Unlike in 1954, nobody is seriously declaring that separate is equal. Test scores are making the painfully obvious point that is not true. But, nor are people arguing that desegregation is a way of solving the problem. Indeed, few people on the political right are even arguing that segregation is a problem worth attending to any longer. Instead, Republicans, especially, make arguments about the moral failures of minorities, and poor people in general. Republicans want to increase "opportunity" in racially segregated and poor minority areas by encouraging children in these communities to do such things as clean toilets in the schools, to help pay for their educations. In this way, we are told by Republicans, these children will learn the important value and dignity of work, which presumably they will not be taught by their parents.

In addition, components of government, such as the courts, can no longer be relied upon to be protectors of the rights of minorities—at least not racial minorities. While gay marriage is being enabled in more and more states—against the wills of legislatures and populations in many cases—continuing affirmative action (in all its meanings) and the need for it, respecting racial minorities, are not regarded as important (or even real) issues by most white Americans.
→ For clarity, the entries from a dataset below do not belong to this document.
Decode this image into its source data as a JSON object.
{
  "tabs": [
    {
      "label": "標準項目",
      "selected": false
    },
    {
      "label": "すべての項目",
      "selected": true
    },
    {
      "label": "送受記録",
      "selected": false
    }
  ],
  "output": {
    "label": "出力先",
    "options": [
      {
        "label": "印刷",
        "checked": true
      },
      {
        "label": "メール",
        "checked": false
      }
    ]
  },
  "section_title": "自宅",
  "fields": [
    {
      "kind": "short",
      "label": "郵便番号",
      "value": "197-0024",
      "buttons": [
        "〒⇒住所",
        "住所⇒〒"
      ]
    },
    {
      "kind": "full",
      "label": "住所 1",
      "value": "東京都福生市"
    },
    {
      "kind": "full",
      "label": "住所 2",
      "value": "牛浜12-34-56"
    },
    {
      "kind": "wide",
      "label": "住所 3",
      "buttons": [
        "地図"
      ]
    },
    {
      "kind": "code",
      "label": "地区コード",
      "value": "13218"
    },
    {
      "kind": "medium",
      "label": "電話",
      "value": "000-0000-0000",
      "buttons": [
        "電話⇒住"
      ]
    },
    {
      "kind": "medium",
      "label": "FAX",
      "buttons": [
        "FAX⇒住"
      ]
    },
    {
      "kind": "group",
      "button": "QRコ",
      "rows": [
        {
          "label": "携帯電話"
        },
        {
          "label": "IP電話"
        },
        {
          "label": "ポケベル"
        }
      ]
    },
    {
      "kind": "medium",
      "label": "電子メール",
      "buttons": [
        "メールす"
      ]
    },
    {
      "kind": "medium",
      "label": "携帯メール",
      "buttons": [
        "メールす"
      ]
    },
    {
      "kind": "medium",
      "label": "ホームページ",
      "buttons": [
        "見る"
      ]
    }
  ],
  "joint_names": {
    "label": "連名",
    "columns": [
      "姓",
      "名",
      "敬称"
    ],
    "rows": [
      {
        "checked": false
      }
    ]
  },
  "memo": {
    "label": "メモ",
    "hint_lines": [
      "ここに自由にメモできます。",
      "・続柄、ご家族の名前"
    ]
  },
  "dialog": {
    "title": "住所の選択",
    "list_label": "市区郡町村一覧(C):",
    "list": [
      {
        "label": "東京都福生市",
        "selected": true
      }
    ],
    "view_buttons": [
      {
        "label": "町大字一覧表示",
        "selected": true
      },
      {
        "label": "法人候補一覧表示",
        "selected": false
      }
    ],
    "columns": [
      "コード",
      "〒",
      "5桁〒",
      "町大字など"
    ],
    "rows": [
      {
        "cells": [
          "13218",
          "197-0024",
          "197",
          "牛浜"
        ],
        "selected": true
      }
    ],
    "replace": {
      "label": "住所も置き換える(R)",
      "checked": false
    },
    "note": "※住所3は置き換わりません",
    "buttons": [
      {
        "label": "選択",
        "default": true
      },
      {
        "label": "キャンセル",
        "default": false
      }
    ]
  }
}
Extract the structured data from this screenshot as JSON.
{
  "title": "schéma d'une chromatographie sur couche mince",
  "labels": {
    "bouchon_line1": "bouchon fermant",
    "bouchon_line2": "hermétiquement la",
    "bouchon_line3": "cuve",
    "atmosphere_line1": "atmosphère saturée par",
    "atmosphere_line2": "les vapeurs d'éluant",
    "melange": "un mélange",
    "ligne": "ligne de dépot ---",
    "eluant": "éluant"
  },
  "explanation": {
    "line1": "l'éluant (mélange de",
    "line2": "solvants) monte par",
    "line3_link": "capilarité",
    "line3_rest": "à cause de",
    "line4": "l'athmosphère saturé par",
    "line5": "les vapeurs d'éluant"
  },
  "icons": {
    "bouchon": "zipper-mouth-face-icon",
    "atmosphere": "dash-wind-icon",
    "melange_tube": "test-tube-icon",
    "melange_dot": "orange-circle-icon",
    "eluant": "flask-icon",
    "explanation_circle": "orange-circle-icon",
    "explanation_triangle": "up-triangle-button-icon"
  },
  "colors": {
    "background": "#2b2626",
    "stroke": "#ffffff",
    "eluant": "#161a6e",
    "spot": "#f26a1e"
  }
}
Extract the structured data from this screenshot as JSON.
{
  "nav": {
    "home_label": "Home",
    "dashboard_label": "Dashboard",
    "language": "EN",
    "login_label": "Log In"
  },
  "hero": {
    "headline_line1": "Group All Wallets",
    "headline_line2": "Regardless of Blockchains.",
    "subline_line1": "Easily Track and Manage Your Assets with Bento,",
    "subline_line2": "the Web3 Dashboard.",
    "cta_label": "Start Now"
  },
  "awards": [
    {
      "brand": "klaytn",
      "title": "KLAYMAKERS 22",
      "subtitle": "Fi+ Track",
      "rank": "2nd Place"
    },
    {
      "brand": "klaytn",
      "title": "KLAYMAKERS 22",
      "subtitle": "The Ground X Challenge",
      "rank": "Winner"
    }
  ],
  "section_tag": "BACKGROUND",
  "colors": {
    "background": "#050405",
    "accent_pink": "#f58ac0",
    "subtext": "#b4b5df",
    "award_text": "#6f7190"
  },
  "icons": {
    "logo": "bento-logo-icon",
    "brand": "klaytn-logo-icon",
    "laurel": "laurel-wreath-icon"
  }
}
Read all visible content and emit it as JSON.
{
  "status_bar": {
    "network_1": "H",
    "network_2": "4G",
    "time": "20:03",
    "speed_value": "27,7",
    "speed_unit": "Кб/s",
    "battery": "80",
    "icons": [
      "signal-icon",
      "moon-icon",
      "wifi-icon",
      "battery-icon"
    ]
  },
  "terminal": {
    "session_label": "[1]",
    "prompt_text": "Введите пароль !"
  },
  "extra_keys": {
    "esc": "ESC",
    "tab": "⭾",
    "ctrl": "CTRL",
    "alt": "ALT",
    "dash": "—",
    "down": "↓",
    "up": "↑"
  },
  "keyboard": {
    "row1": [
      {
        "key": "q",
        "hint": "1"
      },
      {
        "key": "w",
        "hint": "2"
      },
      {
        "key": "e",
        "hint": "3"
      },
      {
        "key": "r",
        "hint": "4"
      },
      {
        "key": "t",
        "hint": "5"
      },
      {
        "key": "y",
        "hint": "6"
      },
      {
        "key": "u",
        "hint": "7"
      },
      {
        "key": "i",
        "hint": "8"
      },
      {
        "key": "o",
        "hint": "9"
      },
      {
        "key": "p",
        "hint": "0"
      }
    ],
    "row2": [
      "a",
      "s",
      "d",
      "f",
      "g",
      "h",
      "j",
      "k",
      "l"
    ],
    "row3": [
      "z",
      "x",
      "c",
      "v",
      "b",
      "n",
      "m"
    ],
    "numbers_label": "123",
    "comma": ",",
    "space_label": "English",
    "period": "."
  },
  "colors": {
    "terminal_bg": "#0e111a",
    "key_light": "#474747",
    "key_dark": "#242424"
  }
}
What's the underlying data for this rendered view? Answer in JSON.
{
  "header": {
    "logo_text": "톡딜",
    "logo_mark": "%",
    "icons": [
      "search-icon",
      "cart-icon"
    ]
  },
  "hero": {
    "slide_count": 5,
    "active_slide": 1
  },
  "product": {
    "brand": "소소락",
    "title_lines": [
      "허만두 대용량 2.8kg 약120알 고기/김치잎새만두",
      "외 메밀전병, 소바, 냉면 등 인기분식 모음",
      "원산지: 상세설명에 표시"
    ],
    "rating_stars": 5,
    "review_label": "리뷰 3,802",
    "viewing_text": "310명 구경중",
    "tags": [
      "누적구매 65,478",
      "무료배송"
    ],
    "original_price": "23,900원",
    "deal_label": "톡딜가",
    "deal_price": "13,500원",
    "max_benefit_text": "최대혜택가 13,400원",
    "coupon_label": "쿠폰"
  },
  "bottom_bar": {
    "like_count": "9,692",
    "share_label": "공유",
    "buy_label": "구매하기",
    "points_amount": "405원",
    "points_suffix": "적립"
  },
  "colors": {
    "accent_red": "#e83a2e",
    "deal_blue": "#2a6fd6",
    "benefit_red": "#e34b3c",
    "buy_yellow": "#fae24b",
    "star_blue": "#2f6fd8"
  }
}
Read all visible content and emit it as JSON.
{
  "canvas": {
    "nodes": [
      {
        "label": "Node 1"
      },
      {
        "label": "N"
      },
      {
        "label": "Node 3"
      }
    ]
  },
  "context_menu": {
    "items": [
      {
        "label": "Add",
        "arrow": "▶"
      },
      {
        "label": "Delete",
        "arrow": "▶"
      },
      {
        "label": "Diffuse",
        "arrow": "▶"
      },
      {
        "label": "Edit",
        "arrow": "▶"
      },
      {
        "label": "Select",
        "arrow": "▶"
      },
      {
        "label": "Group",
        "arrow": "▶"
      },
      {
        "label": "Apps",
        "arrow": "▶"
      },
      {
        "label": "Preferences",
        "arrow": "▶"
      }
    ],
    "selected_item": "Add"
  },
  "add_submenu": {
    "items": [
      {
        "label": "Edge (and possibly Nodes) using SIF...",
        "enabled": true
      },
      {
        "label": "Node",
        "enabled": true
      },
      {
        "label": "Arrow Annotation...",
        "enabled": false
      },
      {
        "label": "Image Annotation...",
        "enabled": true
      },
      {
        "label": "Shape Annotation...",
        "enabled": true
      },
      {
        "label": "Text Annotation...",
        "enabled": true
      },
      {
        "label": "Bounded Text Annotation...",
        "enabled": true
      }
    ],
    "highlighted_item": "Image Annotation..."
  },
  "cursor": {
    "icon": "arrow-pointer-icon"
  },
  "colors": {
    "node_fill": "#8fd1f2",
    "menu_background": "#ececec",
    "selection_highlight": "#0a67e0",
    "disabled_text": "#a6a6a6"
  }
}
The Supreme Court, 2014 edition, led by a fascist majority of conservative Republicans, is solidly anti-civil-rights. The Congress is rent by divisions that seem impossible to mend, and the Republican House is even more anti-civil-rights than the SCOTUS. And then, out in the states, where the great “laboratory” is said to exist that enables the nation to try out solutions before launching them nationwide, the Republicans have worked extremely hard to take the USA back to May 16, 1954—the day before Brown. In fact, the Republican brand of white antagonism to civil rights (i.e., their brand of white supremacy) is so deeply, naturally ingrained in the party, they regularly refer to distinctly racist actions, such as their voter suppression schemes, as efforts to protect the “integrity” of the nation’s electoral system.

When integrity means destroying the voting rights of minorities, and when segregation is being fully embraced by a white demographic that tried that equality and justice crap and found it distasteful, you know you’re still living, in 2014, in the White People’s America.